------ Given records ------
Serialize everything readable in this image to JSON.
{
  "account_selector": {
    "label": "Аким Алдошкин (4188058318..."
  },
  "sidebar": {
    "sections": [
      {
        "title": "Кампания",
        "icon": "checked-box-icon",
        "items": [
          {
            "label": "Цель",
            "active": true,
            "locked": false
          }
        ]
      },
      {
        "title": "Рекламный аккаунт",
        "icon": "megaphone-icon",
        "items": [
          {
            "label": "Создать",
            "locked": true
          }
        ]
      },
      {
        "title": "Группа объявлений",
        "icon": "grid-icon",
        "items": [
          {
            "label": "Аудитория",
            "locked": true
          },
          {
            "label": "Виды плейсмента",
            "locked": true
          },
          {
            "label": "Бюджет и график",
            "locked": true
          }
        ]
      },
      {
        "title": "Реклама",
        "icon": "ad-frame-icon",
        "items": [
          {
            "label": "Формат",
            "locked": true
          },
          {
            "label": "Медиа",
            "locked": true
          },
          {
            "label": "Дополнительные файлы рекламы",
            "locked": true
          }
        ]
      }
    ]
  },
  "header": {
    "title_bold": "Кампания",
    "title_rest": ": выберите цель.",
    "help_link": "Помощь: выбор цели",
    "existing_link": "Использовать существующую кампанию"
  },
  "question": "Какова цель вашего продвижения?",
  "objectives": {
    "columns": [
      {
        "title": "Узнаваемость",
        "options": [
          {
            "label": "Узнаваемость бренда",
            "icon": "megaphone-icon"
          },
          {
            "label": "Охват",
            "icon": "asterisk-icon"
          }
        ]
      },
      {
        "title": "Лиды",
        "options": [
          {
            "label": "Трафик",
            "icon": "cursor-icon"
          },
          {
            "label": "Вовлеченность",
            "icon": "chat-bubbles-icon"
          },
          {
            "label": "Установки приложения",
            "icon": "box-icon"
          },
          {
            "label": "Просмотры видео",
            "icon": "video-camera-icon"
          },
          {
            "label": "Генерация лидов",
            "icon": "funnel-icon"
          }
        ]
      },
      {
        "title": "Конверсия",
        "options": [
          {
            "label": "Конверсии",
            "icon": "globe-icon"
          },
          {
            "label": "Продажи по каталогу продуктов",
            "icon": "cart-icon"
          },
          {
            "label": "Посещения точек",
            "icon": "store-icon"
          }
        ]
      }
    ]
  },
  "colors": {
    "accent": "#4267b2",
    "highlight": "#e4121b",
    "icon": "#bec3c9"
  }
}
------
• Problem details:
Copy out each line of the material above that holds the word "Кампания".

• Response below:
        "title": "Кампания",
    "title_bold": "Кампания",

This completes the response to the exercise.